  6. Weight Loss Most Experts Recommend a Gradual Weight Loss of ½ to 2 Pounds Per Week!! 1 Lb. Of Fat Is About 3,500 Calories. How? Reduce Diet by 250 Calories/day and Expend 250 Additional Calories/day

  7. Eating Disorders • Anorexia Nervosa - Failure to eat enough food to maintain a reasonable body weight. • Characteristics • Fear gaining weight. • Distorted self-image. • Compulsive behaviors and rituals. • Health Risks – stop menstruating, which drops estrogen levels and makes bone so brittle and fragile, becomes intolerant of cold and diseases, low blood pressure and heart rate, hair becomes thin and falls out, skin becomes severely dry, feet and hands swell, depression, and death

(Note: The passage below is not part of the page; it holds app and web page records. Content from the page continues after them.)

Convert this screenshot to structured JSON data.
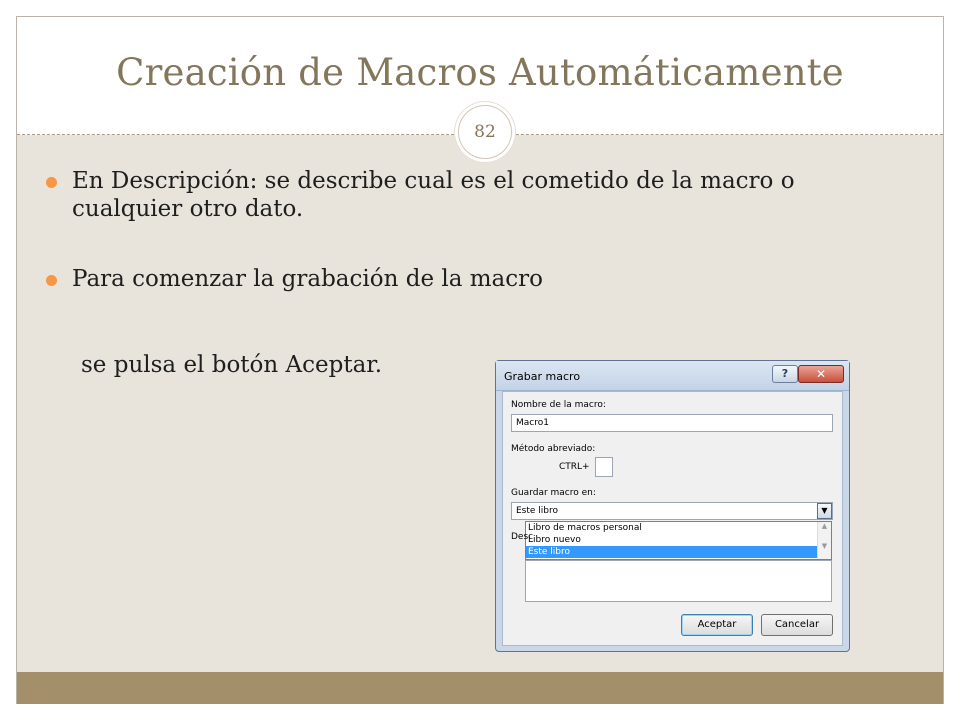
{
  "slide": {
    "title": "Creación de Macros Automáticamente",
    "page_number": "82",
    "bullets": [
      "En Descripción: se describe cual es el cometido de la macro o cualquier otro dato.",
      "Para comenzar la grabación de la macro"
    ],
    "continuation": "se pulsa el botón Aceptar."
  },
  "dialog": {
    "title": "Grabar macro",
    "help_label": "?",
    "close_label": "✕",
    "macro_name_label": "Nombre de la macro:",
    "macro_name_value": "Macro1",
    "shortcut_label": "Método abreviado:",
    "ctrl_label": "CTRL+",
    "shortcut_value": "",
    "store_label": "Guardar macro en:",
    "store_value": "Este libro",
    "store_options": [
      "Libro de macros personal",
      "Libro nuevo",
      "Este libro"
    ],
    "store_selected_index": 2,
    "description_label_partial": "Desc",
    "accept_label": "Aceptar",
    "cancel_label": "Cancelar"
  },
  "colors": {
    "title": "#84765a",
    "bullet": "#f79646",
    "content_bg": "#e8e4dc",
    "footer": "#a3906b",
    "selection": "#3399ff"
  }
}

  8. Eating Disorders • Bulimia Nervosa - recurring episodes of binge eating followed by purging (vomiting or misuse of laxatives, diuretics or exercise) • Characteristics • Rapidly consumes food, then purges. • Done in secret. • After a binge - feels ashamed, disgusted and physically and emotional drained. • Health Risks – erosion of tooth enamel due to prolonged contact with stomach acids through vomiting all the time, damage to liver and kidneys, esophagus bleeding, irregular heart rhythms, and rupture of stomach

  9. Eating Disorders • Binge-Eating - Similar to Bulimia except no Purging behavior. • Eating patterns - very rapid, eating until uncomfortably full. • Often eat as a way of coping. • Likely to be obese.

  10. Treatment • Address both eating disorder, misuse of food and manage emotions • Anorexia Nervosa • Bulimia Nervosa • Binge-Eating • Today’s Challenge – being able to achieve a healthy body weight without excessive dieting and being able to adopt and maintain sensible eating habits, active lifestyle, realistic and positive attitudes